**What to work on:** Find every line in the data that contains the word "Lorem". Return each of those lines.

**Records shown:**
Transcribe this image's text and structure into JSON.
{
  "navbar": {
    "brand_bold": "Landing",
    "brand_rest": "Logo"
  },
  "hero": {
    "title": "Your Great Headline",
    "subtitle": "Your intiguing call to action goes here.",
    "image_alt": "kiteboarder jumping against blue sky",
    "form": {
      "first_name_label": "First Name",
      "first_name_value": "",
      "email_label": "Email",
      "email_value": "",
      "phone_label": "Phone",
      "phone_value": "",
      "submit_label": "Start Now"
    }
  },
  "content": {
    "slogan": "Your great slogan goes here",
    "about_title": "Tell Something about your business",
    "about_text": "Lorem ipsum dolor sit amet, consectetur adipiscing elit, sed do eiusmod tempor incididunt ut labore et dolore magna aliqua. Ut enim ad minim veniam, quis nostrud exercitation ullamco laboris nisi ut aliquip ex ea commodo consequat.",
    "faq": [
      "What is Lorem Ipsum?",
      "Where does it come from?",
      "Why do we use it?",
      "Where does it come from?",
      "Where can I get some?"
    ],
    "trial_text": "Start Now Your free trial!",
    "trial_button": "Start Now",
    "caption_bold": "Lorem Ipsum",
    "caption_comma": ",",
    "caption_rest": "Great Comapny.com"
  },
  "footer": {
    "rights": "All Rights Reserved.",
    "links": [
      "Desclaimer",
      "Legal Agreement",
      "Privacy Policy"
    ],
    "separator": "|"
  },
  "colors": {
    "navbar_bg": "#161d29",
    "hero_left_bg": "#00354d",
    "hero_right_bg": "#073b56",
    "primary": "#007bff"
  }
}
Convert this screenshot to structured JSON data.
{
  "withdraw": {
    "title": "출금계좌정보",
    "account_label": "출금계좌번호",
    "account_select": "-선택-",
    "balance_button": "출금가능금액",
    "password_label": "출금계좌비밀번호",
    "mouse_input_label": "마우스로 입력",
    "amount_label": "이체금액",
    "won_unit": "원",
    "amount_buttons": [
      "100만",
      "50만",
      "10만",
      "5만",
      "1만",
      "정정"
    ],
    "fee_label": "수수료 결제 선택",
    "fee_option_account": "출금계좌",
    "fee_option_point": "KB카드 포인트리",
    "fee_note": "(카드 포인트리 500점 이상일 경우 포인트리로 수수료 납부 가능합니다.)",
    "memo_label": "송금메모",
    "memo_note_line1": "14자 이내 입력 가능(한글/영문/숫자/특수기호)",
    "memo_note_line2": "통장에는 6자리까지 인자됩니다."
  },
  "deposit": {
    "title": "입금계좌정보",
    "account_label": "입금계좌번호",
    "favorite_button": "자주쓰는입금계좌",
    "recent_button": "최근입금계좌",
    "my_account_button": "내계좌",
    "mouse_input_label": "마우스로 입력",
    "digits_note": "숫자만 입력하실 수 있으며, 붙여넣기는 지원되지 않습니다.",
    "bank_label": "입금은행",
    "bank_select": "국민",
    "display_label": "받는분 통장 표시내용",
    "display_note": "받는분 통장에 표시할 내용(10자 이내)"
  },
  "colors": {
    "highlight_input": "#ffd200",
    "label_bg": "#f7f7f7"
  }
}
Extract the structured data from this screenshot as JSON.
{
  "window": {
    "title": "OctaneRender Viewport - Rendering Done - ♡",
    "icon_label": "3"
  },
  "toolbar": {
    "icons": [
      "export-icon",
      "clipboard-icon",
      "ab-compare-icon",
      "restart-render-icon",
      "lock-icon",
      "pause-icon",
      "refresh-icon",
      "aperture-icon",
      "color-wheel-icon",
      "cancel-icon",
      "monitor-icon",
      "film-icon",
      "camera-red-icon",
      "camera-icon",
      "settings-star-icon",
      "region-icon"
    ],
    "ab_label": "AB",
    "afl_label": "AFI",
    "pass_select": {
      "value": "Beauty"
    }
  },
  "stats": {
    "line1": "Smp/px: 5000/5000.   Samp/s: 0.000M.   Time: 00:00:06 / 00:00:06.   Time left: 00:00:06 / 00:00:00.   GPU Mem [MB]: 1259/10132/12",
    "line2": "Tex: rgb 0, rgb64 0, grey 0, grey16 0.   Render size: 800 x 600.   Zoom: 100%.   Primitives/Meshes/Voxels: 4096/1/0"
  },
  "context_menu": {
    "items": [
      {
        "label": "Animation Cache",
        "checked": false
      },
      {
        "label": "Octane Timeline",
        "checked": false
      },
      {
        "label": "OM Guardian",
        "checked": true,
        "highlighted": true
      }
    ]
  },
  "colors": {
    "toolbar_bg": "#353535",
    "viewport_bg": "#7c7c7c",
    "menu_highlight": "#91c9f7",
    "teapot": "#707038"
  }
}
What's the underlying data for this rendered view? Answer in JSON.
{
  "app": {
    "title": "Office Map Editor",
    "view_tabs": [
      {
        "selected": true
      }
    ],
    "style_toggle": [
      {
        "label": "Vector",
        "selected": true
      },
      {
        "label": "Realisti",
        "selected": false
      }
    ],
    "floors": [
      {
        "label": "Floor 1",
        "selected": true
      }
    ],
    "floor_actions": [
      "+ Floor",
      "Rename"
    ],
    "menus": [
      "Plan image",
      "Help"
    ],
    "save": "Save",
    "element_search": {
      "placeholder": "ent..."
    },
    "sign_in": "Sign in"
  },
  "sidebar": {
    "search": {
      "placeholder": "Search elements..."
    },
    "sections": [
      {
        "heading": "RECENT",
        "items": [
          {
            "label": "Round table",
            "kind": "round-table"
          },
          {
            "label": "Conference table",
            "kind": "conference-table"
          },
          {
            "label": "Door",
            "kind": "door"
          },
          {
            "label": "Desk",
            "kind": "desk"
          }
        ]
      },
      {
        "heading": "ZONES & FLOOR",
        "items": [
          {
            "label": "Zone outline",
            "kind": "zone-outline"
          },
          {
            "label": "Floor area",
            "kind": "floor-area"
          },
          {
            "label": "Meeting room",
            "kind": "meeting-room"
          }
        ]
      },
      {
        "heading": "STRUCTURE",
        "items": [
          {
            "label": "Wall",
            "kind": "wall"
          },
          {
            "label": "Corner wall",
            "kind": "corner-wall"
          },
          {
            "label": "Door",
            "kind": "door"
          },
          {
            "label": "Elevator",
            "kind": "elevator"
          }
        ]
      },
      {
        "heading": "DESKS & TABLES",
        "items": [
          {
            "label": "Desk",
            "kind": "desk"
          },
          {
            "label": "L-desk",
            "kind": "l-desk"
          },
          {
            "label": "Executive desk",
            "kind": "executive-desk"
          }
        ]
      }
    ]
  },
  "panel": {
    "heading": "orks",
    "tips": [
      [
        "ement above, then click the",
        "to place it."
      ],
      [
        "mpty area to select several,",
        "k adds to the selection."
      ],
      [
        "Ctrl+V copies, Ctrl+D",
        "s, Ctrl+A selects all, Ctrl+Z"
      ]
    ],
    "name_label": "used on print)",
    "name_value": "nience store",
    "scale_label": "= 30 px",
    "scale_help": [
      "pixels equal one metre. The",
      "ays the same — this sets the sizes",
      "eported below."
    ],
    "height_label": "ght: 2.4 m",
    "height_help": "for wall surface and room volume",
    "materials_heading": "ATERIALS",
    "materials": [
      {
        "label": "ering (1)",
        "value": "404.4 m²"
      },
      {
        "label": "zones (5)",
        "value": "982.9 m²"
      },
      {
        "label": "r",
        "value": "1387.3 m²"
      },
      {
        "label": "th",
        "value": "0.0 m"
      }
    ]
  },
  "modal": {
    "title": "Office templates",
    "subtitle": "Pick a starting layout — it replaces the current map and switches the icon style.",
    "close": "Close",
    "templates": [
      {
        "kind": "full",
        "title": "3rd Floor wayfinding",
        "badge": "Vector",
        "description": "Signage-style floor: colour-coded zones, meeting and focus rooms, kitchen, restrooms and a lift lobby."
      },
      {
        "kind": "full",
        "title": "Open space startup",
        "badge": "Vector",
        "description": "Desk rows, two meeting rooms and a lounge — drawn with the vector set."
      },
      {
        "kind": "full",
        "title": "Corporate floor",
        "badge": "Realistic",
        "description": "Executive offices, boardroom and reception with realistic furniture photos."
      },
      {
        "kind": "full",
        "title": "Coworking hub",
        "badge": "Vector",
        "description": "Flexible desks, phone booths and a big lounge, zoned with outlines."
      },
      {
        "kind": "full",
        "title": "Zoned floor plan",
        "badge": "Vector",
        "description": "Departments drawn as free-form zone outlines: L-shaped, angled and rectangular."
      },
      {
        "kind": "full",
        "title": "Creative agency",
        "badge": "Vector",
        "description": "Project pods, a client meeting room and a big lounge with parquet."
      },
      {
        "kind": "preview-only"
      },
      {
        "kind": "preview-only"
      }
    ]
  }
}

**Answer to this exercise:**
    "about_text": "Lorem ipsum dolor sit amet, consectetur adipiscing elit, sed do eiusmod tempor incididunt ut labore et dolore magna aliqua. Ut enim ad minim veniam, quis nostrud exercitation ullamco laboris nisi ut aliquip ex ea commodo consequat.",
      "What is Lorem Ipsum?",
    "caption_bold": "Lorem Ipsum",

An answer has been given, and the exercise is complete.